Whisk oats, flour, baking soda, salt, and cinnamon together in a medium bowl. Set aside.
Using a mixer, beat softened butter and both sugars together on medium speed until creamy, about two minutes. Add egg and mix on high until light and fluffy, about one minute. Scrape down sides and bottom of bowl as needed. Add maple syrup and vanilla, mix on high until combined.
Add dry ingredients and zucchini to wet ingredients, mix on low speed or stir just until mixed. Add chocolate chips and stir to combine. Cover and chill dough in refrigerator for at least two hours or up to four days.
Preheat oven to 350 F (180 C). Line baking sheets with parchment paper or silicone baking mats. Set aside.
Scoop or roll dough to make one- to 1-1/2-inch size balls. Place two inches apart on baking sheets. If rolling in hands, lightly flour hand to reduce stickiness.
Chill the cookies by placing in the freezer on the baking sheet for 30 minutes. This will prevent cookies from spreading out.
Bake 10 to 12 minutes or until lightly browned on edges, but a little under baked in centre. Under bake rather than over bake.
Remove from oven and cool on baking sheet five minutes, transfer cookies to a wire rack to cool completely. Cookies are extra soft out of the oven, but will become chewier as they cool.
Zucchini can be peeled or unpeeled.
Use old-fashioned or large flaked whole oats, not quick or instant oats. Whole oats provide a hearty, chewy thick texture.
>Room temperature butter is imperative in the creaming step. If butter is too cold or slightly melted, it won’t properly aerate with the sugars. As a result, the cookies won’t hold their shape and will likely overspread.
Maple syrup adds flavour, but it also helps cookies spread out and crisps up the edges. Other options are honey or for a stronger flavour, molasses, or leave out this component completely.
Make ahead and freeze unbaked cookie dough balls, bake from frozen and add an extra minute to the baking time.
Using The Garden Harvest
Harvesting the garden and storing the produce for the winter months are common fall activities. Most families have favourite recipes that are particularly enjoyed when made with freshly harvested fruit and vegetables.
We would love to share your family’s favourites.
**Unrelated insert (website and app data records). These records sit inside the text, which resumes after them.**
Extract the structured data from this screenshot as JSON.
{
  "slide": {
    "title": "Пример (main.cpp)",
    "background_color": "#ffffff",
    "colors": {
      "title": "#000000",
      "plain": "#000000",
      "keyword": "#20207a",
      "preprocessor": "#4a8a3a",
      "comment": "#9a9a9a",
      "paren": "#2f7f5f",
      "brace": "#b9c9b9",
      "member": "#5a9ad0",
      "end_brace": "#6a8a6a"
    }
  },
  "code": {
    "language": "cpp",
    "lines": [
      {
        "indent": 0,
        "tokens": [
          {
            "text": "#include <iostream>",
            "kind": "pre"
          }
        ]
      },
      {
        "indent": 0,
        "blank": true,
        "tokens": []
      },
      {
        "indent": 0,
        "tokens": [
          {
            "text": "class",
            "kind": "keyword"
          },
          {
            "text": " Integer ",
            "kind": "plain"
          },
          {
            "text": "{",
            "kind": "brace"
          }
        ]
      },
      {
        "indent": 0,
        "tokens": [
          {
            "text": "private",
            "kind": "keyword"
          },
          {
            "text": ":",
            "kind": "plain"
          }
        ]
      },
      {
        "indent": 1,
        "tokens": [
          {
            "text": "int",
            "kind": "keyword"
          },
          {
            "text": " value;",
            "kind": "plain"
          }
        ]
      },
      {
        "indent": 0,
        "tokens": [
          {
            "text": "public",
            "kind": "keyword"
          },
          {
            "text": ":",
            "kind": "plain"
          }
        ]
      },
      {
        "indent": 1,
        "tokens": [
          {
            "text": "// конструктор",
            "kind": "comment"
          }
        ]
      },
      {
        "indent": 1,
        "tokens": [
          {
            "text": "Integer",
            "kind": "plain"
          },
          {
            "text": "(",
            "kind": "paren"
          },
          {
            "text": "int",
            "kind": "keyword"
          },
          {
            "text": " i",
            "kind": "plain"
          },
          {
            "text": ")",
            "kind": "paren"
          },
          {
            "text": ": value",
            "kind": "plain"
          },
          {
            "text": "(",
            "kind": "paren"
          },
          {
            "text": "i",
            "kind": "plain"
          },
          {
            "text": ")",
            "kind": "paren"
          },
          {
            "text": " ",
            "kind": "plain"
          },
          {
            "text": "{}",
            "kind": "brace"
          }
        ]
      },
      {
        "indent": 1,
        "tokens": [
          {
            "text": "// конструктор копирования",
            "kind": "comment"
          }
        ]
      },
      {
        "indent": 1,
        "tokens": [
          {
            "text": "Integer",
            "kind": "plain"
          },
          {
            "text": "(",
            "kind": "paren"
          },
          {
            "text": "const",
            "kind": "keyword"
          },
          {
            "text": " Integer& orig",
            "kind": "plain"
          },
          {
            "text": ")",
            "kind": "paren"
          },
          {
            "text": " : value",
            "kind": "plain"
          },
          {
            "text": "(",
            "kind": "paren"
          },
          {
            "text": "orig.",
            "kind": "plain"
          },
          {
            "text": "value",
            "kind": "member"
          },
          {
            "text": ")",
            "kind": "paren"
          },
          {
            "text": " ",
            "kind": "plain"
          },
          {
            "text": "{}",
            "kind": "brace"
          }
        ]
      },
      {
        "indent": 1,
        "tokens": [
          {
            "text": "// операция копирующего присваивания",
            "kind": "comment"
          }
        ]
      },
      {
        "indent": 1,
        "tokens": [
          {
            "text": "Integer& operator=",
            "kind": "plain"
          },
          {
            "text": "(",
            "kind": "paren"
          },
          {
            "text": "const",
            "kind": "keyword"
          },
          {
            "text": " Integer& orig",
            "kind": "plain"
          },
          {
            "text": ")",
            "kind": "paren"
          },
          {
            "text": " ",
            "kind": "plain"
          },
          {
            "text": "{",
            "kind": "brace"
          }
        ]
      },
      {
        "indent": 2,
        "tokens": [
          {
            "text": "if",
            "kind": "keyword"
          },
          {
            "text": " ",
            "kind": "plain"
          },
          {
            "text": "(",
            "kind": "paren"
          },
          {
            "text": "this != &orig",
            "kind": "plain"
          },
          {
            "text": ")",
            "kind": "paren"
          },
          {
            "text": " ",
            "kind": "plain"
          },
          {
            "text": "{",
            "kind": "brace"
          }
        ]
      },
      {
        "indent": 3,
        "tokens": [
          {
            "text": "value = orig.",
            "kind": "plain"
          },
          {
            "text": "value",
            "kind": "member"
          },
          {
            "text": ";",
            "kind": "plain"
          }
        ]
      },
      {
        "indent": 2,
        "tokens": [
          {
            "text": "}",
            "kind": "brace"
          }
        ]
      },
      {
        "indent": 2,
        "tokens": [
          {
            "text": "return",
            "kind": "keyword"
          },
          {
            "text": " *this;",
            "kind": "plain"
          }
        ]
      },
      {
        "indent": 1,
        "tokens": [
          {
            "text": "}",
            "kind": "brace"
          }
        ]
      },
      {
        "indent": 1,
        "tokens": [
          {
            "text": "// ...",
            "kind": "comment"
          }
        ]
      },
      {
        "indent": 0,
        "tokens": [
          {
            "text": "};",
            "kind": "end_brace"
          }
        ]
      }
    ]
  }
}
Please send them to Harvest Favourites at firstname.lastname@example.org or mail them to:
The Western Producer,
1000–3530 Millar Avenue,
Saskatoon, SK S7P 0B6
All entries must be received by November 8, 2021.
Betty Ann Deobald is a home economist from Rosetown, Sask., and a member of Team Resources. Contact: email@example.com.